Unknown / unpatched
(BattleCars Exploit-Rocket League)
Buffer Overflow- [Current system software, Most recent version of application(SYSSW 2.57)/(Rocket League 1.03)]
First block all requests from:https://patch103-dot-psyonix-rl.appspot.com/
When you launch Rocket League it gets a stub file from: http://psyonix-rl-529970.c.cdn77.org/BC2/versions/103/config/BattleCars_Prod/client.bin
You can redirect that to load a huge file and/or a specifly crafted payload instead of the stub. If you use the proper file, it doesn't need to be that large, the example below is under 9mb.
Your file will be loaded into memory, when the file is large enough/a game is played and/or you wait enough time you can consistently cause a buffer overflow and the application will crash.
Depending on how you craft your payload, you may or may not have to do any of that get it working. There are no checks performed at all on file size, content, ect.
Staying on the start screen for long enough can also trigger it. If your payload isn't created properly it will take much longer to execute.
If you are having problems getting this working, you can use the example file, causing an almost instant buffer overflow upon launch of the application.
If your payload is crafted properly, you should be able to get it working withing 10-20 seconds of launching the application . A carefully crafted file may be able to exploit this or similar issues to gain code execution, among other things. It may also be possible to alter gameplay via similar methods.
No payload will be provided at the moment because this is very experimental.
Vidnow (TCP Buffer Overflow)
When you launch Vidnow for the first time it gets http://sceecatalogs.vidzone.tv/386/vidzone_386_US.db.psarc.
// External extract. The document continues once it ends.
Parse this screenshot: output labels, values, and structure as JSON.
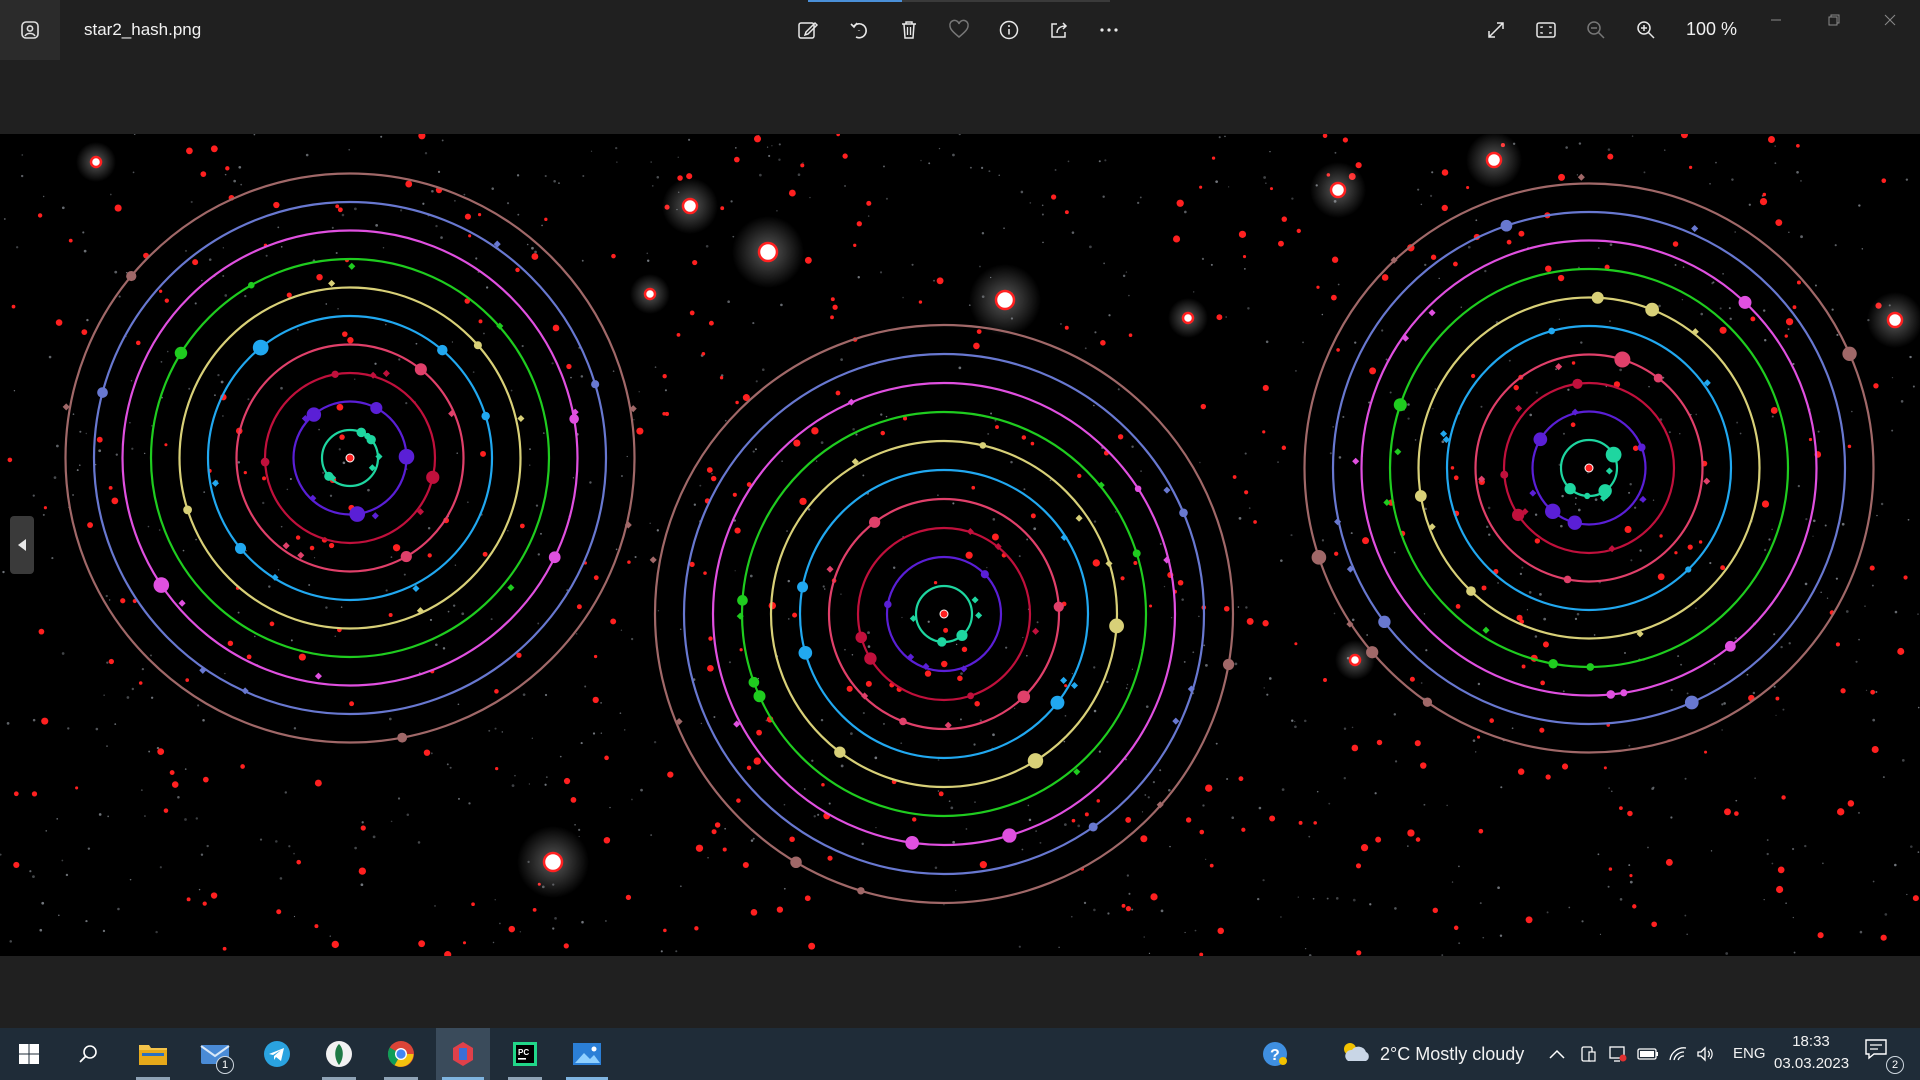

This file is 5mb. This file loads into a 60k tcp buffer. No checks are done at all on the files size/hash/contents. Therefore, it is possible to redirect Vidnow to load a substitute file. When vidnow is redirected to load a large enough file the TCP Window buffer is overrun,somewhere between byte 34,125,000 and 35,000,000 of the substitute file. Despite the buffer overflow and crash, the substitute data is still transmitted and the application only throws the exception when another tcp packet is sent. As a result, the application crashes and the console locks up for a minute. Directly before the console resumes normal operations after the crash, an unusually large number of tcp (RST) packets are sent. While no exploit that makes use of this crash is currently available, a carefully crafted file may be able to exploit this or similar issues to gain code execution, among other things.
17:17:39.899984000 Request 17:17:40.000655000 Request 17:17:40 (System locks up) Crash 17:17:44.957274000 Response 17:17:48.500481000 Response 17:17:48.500567000 Response 17:17:50.356427000 (System no longer locked up) Console Regains Control (74 byte packet sent) 17:17:50.357555000 Contacts Crashlog Server/System Operation Resumes
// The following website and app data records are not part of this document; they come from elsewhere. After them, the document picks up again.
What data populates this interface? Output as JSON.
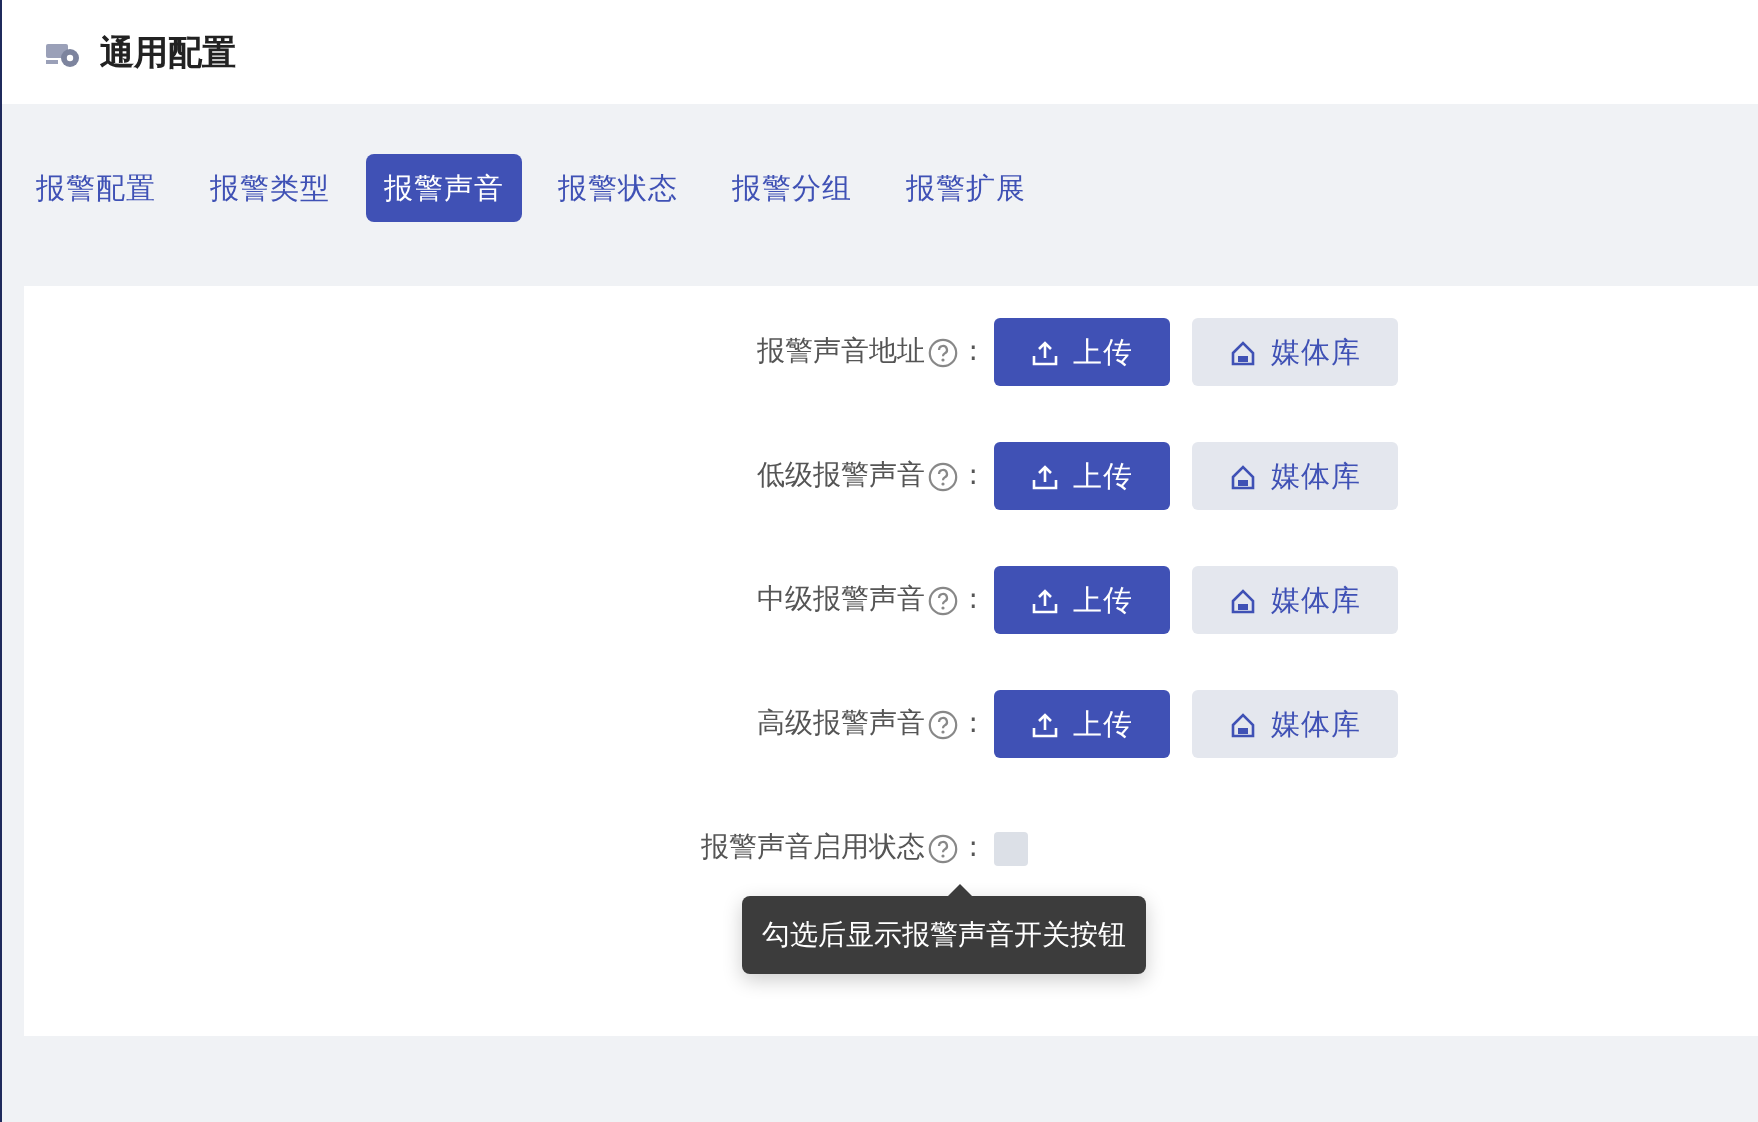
{
  "header": {
    "title": "通用配置"
  },
  "tabs": [
    {
      "label": "报警配置",
      "selected": false
    },
    {
      "label": "报警类型",
      "selected": false
    },
    {
      "label": "报警声音",
      "selected": true
    },
    {
      "label": "报警状态",
      "selected": false
    },
    {
      "label": "报警分组",
      "selected": false
    },
    {
      "label": "报警扩展",
      "selected": false
    }
  ],
  "form": {
    "rows": [
      {
        "kind": "upload",
        "label": "报警声音地址",
        "colon": ":",
        "upload_button": "上传",
        "library_button": "媒体库"
      },
      {
        "kind": "upload",
        "label": "低级报警声音",
        "colon": ":",
        "upload_button": "上传",
        "library_button": "媒体库"
      },
      {
        "kind": "upload",
        "label": "中级报警声音",
        "colon": ":",
        "upload_button": "上传",
        "library_button": "媒体库"
      },
      {
        "kind": "upload",
        "label": "高级报警声音",
        "colon": ":",
        "upload_button": "上传",
        "library_button": "媒体库"
      },
      {
        "kind": "checkbox",
        "label": "报警声音启用状态",
        "colon": ":",
        "checked": false,
        "tooltip": "勾选后显示报警声音开关按钮"
      }
    ]
  }
}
For some reason the system fails to perform any checks/verify certain sys library's before installing them. This allows you to replace those library files with your own binary. The system will install your packaged binary to the HDD as if it were a regular update. In order to run this binary, you need to meet all the requirements listed below.
Running your own code in sandbox requires 4 things:
1.Disabling SHA-1 Checksums ✔ useSha1Checksums = "false" OR -Change SHA-1 checksums to match modified pkg
2.Generate a valid signature/disable or bypass signature authentication ✖ Hash of container + Magic Number form signature -Hash can be computed from modified files -Magic Number = ???
3.Repacking Containers ✔ Lib pkg not signed or encrypted. You can modify everything as long as you don't change the structure.
4.Crafting proper binary ✔ Binary files in sandbox aren't signed or encrypted. If you use the proper version of the compiler (Get the ver info from the original binarys) you can craft a binary that's accepted as valid.
Assuming you can get code running disabling sandboxing is trivial.